Controversial Silicon Valley advertising startup NebuAd drops its plan to sell deep packet inspection technology to ISPs after Congress and public interest groups slam the privacy implications of deep packet inspection. NebuAd suffered through a summer of losing customers and congressional hearing before bailing on the plan that promised ISPs additional revenue sources through DPI.
The year began promisingly enough for NebuAd, a Silicon Valley
advertising startup promising a new source of revenue for ISPs through the use
of deep packet inspection. DPI allows ISPs to track the behavior of Internet
users without their consent in order to more accurately target advertising.
Charter Communications, the nation's fourth-largest broadband provider,
signed up for the service, as did several other ISPs.
That was then and this now. After a spring and summer of harsh criticism
from Congress and public interest groups over the privacy implications of DPI,
the Charter deal is gone, NebuAd CEO Bob
Dykes has resigned and, according to the Washington Post, NebuAd
has abandoned pushing DPI to ISPs.
"Our platform was architected to be a multichannel ad system,"
NebuAd spokesperson Janet McGraw wrote the newspaper in an e-mail. "With
the Internet service provider channel currently on hold with the events of the
summer, we have broadened the focus of our business but continue to enhance our
technologies for that ISP channel."
U.S. Sen. Byron Dorgan immediately hailed NebuAd's decision.
"NebuAd's decision to put this plan on hold is a significant victory
for the privacy rights of Americans," Dorgan, who held a July hearing on
NebuAd's ability to track users' Web travels, said in a Sept. 4 statement. "This
decision should put broadband providers on notice that turning data on users'
behavior over to third parties, particularly without their clear consent and
understanding of the practice, is not in line with good privacy practices."
NebuAd's problems began in May when Rep. Ed Markey, the chairman of the
House Subcommittee on Telecommunications and the Internet, and Rep. Joe Barton,
the panel's ranking Republican, wrote a letter

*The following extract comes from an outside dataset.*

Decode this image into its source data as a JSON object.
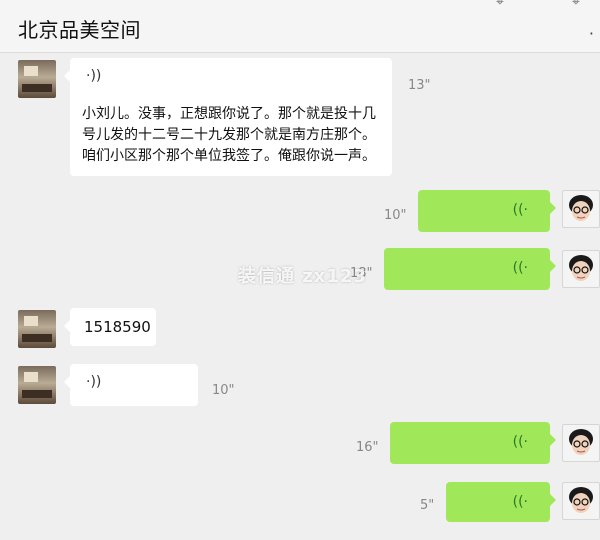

(PDF) to Charter urging the broadband provider to drop its plans to use NebuAd's DPI
package. That was followed by a critical technical
(PDF) on NebuAd's DPI process by Free Press and Public Knowledge.
According to the report, NebuAd uses special equipment that "monitors,
intercepts and modifies the contents of Internet packets" as consumers go
online. The report found that NebuAd inserts extra hidden code into users'
Web browsers that was not sent by the Web site being visited.
In turn, the code directs the browser to another site not requested or even
seen by the consumer, where more hidden code is downloaded and executed to add
more tracking cookies. Using the secretly collected information, NebuAd
serves up ads based on the user's browsing habits. NebuAd allows users to opt
out of the customized ads program but not online tracking.
soon cancelled its deal with NebuAd
found himself testifying before Congress.
"I feel like Galileo when he was viewed with skepticism on
demonstrating that the Earth revolved around the sun," Dykes told skeptical
lawmakers July 18. "The science exists today and NebuAd is using it to
create truly anonymous profiles that cannot be hacked or reverse-engineered."
Markey was unimpressed.
"From a privacy perspective, given the sheer sophistication of the
technology's capability and the obvious sensitivity of the personal information
that can be gleaned from a consumer's Web use, I believe broadband providers
deploying deep packet inspection technologies must adopt clear privacy
policies," Markey said.
regime when deploying NebuAd's DPI technology, a notion Dykes said would dilute
the effectiveness of the program. "No one, not even the government, can
determine the identity of our users," Dykes argued.
Dykes' testimony before the committee turned out to be
one of his last public appearances for NebuAd, which he joined in 2007. Dykes
resigned Sept. 3 and plans to join VeriFone Holdings as a senior vice president
and chief financial officer.